what happened to my Honeycrisp apples?
Mason County Washington
Let’s tackle the easy question first. For a pollinizer, you have to make sure that the two varieties bloom at the same time. Here’s a chart for bloom times. http://s3-us-west-2.amazonaws.com/treefruit.wsu.edu/wp-content/uploads/2015/01/W-D_Apple-bloom-chart.png
Here’s a chart that shows the compatible pollinizer varieties: http://s3-us-west-2.amazonaws.com/treefruit.wsu.edu/wp-content/uploads/2015/01/12082434/Apple-pollen-chart_ed.png
Now for the more complicated questions. Your apples appear to be infested with Apple Maggot. All of western Washington is under a permanent apple maggot quarantine in hopes that it won’t spread east of the cascades and the commercial apple growers there. There is a prohibition on transporting fresh homegrown or foraged fruit from the quarantine zone into the pest free zone. State law says we have to control apple maggot on our property.

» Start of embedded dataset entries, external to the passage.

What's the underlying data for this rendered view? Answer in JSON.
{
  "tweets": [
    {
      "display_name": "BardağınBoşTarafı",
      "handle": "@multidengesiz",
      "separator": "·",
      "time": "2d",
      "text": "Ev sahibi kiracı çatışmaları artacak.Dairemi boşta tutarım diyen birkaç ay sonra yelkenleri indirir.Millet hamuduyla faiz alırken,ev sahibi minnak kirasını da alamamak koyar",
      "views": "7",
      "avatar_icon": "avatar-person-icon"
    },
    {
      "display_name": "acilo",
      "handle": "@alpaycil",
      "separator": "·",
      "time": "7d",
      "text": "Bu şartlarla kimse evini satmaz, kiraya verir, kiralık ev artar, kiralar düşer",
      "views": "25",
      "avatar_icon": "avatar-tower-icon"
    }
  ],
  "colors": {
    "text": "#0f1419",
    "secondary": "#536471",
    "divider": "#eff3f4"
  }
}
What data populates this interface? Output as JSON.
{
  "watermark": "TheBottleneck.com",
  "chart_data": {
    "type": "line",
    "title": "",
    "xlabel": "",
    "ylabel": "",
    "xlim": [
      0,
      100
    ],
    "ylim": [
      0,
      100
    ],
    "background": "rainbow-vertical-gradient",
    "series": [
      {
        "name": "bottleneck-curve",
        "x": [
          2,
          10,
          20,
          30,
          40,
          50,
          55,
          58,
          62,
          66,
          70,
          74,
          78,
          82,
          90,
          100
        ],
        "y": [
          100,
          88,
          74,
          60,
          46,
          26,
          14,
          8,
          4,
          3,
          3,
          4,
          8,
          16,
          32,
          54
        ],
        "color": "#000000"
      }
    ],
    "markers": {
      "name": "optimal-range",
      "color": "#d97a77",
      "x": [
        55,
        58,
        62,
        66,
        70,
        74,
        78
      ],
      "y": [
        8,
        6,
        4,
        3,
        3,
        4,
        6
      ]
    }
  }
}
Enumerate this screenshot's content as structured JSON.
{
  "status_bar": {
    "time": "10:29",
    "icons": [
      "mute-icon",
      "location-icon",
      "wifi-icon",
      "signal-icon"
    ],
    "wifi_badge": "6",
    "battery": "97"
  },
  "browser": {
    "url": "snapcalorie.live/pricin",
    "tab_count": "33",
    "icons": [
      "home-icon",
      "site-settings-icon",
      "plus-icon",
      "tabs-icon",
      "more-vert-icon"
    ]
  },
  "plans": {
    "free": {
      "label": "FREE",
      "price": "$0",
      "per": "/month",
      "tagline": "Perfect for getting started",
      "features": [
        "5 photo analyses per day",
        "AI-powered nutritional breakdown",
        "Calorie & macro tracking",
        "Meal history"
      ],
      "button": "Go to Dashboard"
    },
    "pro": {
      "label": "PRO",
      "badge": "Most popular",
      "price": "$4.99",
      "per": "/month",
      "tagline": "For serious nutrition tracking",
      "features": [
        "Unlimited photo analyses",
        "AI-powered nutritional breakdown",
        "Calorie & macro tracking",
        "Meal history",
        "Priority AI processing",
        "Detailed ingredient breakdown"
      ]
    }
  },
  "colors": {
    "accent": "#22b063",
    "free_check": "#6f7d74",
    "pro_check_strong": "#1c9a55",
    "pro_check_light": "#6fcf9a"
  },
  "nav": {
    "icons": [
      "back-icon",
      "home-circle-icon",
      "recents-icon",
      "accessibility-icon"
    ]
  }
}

The damage to the apple is caused by a fly that lays its eggs in the apple, and the larvae hatch and eat their way through the apple. It’s a summer-long task to manage this insect. They start laying their eggs in July, and stop in October, so timing is critical. This is a WSU publication that walks you through it step by step. http://pubs.cahnrs.wsu.edu/publications/wp-content/uploads/sites/2/publications/eb1928.pdf If you carefully follow all the instructions, you should have good fruit next year.
This is one of the best publications I’ve seen for organic management of insect pests in home trees. This is the website to the html version, https://catalog.extension.oregonstate.edu/ec631/html . The PDF version is easier to navigate. Click the PDF button to download a free copy of the publication. https://catalog.extension.oregonstate.edu/ec631